The chairman of the National Trust warned that the new National Planning Policy Framework will lengthen planning decisions as developers and campaigners launch appeals.
The new regulations, which came into force on Tuesday, will be keenly contested in planning tribunals and courts as lawyers seek to define their meaning.
Planning minister Greg Clark published a substantially rewritten NPPF this week which included major new protections for the countryside after an outcry from campaign groups and The Daily Telegraph’s Hands Off Our Land campaign
Sir Simon Jenkins, the Trust’s chairman, said: “There will be litigation galore about this – anyone who thinks this is going to shorten the planning process is mistaken. It will go from 50 pages to 1000 pages very quickly.”

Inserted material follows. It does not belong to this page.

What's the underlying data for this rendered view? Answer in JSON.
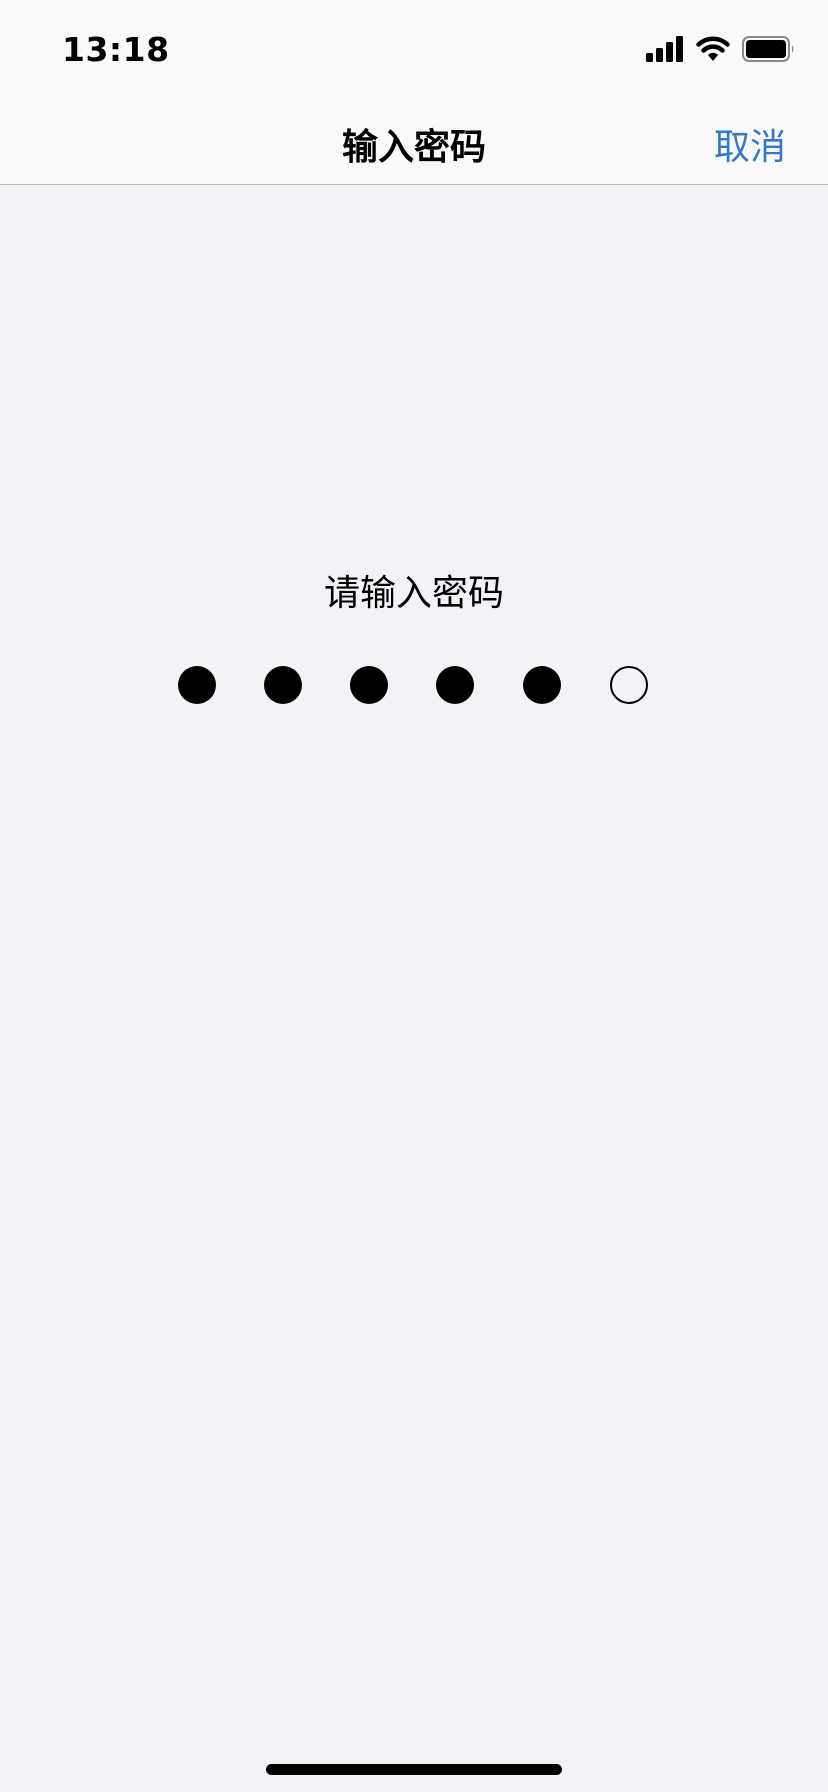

The new NPPF, which cuts over 1,200 pages of planning guidance to just 49 pages, includes more than half a dozen key concessions to green groups.
Lawyers are likely to bicker about whether the NPPF, or existing councils’ local plans, would be in force in a key 12 month transition period.
The NPPF says: “For 12 months from the day of publication, decision-takers may continue to give full weight to relevant policies adopted since 2004 even if there is a limited degree of conflict within this framework.”